#4: Add peanut butter (to everything)
Unless you're allergic (sorry about that), then we have some great news about peanut butter: You can add it to everything and not feel guilty, as it's a great source of protein. We spoke to nutritionist Shona Wilkinson earlier this year, who told us that having breakfast with protein in it is ideal, so our favourite way to have peanut butter is on a bagel with a slice of banana. If you're allergic, then another great source of protein is Greek yoghurt, which is also low calorie and great if you're watching your waistline.
True, you can't have it on a bagel (well, not unless that's your thing), but you can mix it in with your porridge or have it with berries in the mornings.
#5: Drink one glass of red wine every night
It's a tough life eh? But, yep, this one's totally true: Drinking a small glass of red wine every night can help lower the chance of cardiovascular problems, as well as a whole host of other health benefits. In one study, 224 people were told to drink five ounces of either water, dry white wine or dry red wine. They also had to maintain a Meditteranean diet for two years. Those who chose the red wine had an increase in good HDL cholesterol, blood pressure lowered and body fat reduced too.
According to James O’Keefe, MD, chief of preventive cardiology at Saint Luke’s Mid America Heart Institute in Kansas City, who was not involved with the study, “If you’re going to drink red wine, this study is a good reminder to do it the old-fashioned way: Drink it with a Mediterranean meal high in vegetables and fish, and lower in meat, with fruit for dessert and using olive oil. Doing it in a social, relaxed setting also goes a long way to improving health and happiness.”
#6: Take a probiotic
We’ve spoken a lot about how probiotics can help your “second brain,” aka your gut. When you take a probiotic, you help increase the good bacteria in your gut, and there are many reasons this is a good thing. For starters, the gut is responsible for around 90% of our body’s serotonin production, which means you’ll be happier. But it can also help you lose weight and help with skin conditions too. And the best bit is that it takes 30 seconds to take one.
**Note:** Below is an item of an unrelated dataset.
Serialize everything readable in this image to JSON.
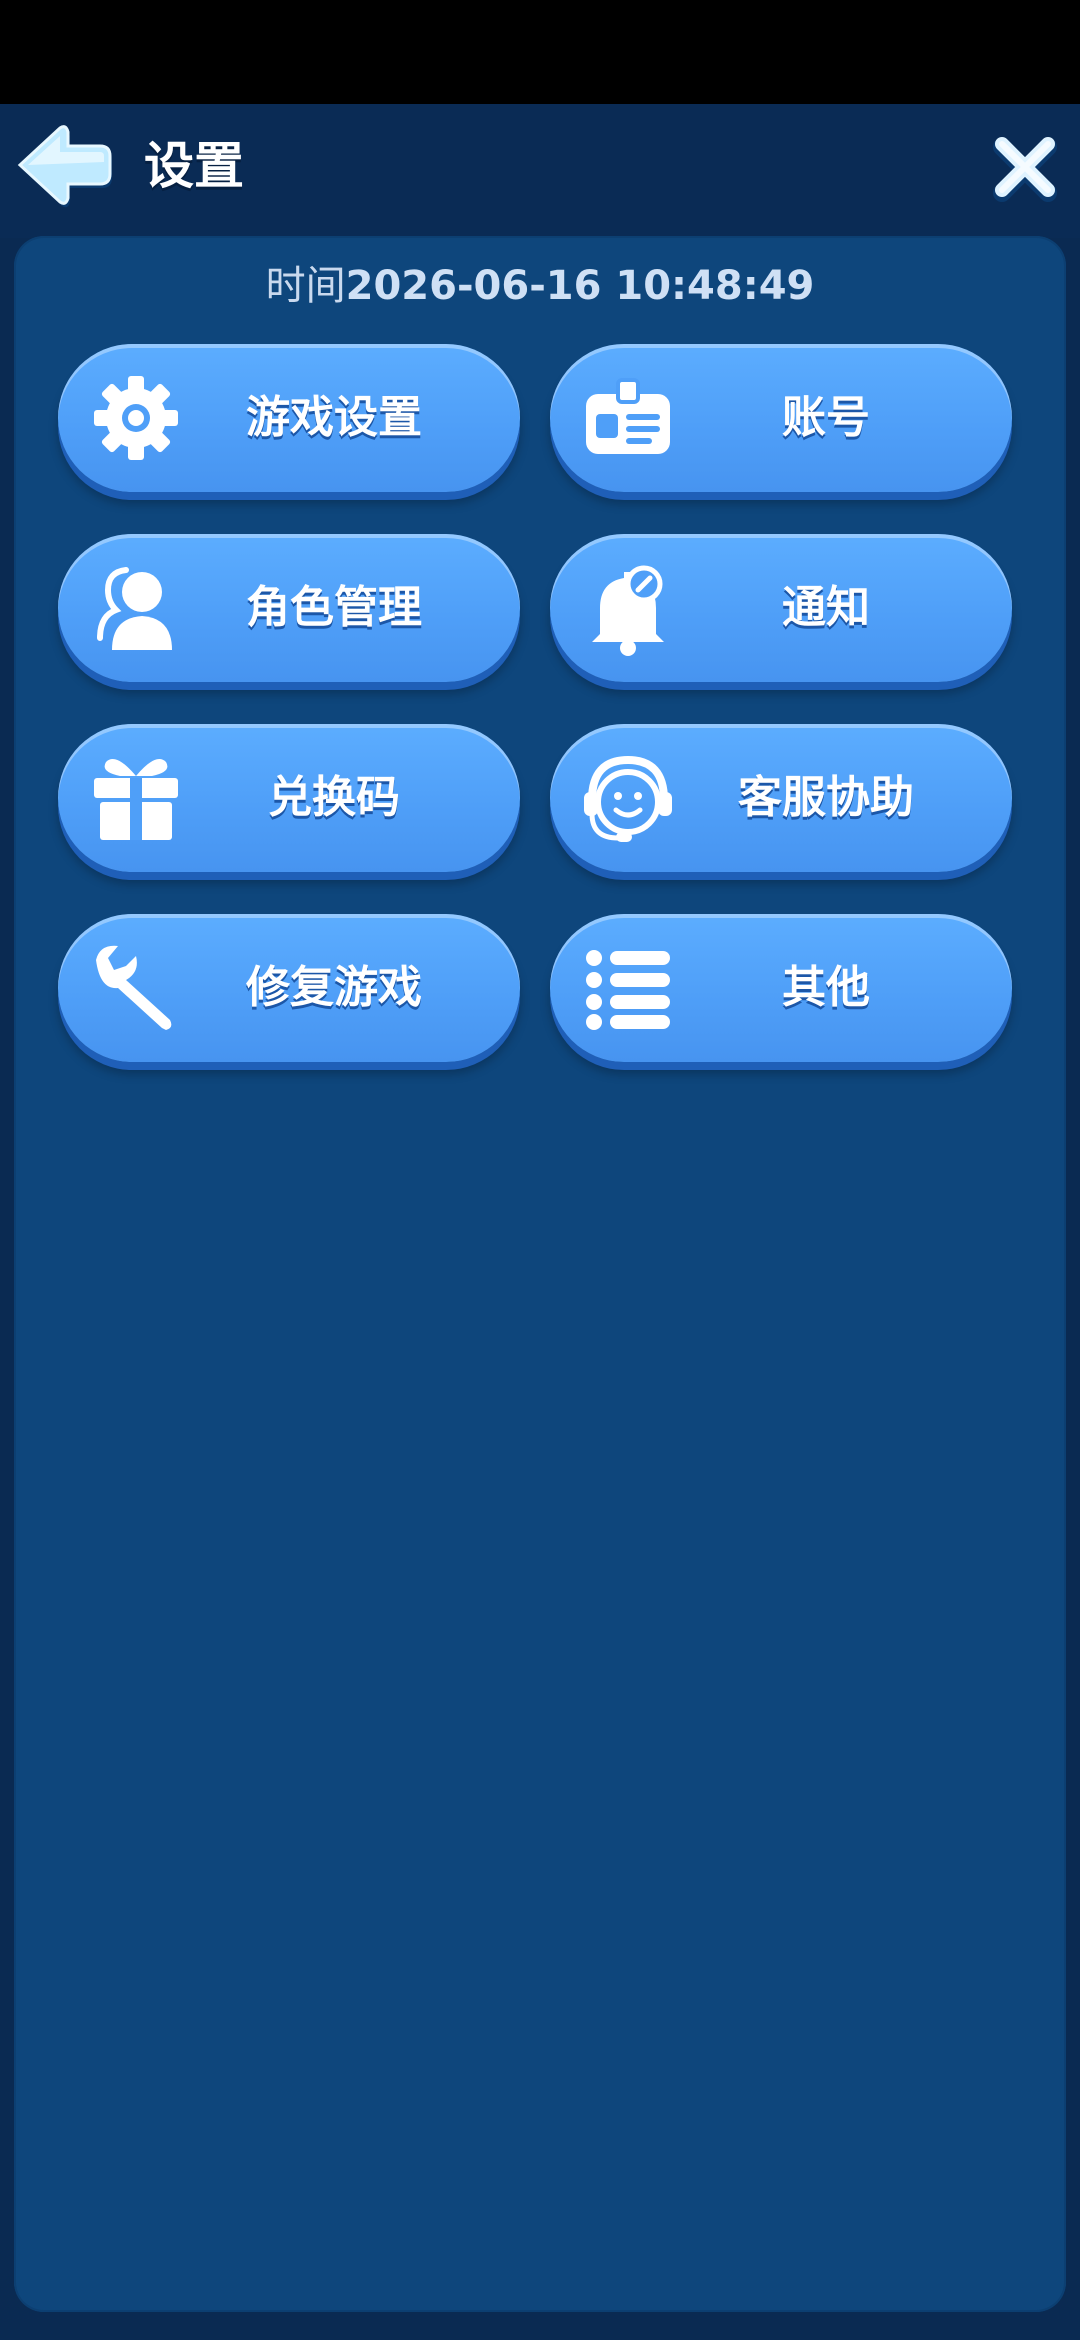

Clearing your mind, if only for five minutes in the morning or before you go to bed, can be massively helpful. According to the National Center for Complementary and Integrative Health, meditation can “reduce blood pressure as well as symptoms of irritable bowel syndrome and flare-ups in people who have had ulcerative colitis. It may ease symptoms of anxiety and depression, and may help people with insomnia.”
Want to know more about it? Byrdie’s editorial director, Amy Lawrenson, gives a great rundown on how to meditate properly and the benefits she found from practicing it. And if you feel like you just don’t have time to do it in the morning, why not meditate on the commute using the Headspace app?
Next up: Six wellness influencers reveal the trends they rate and hate.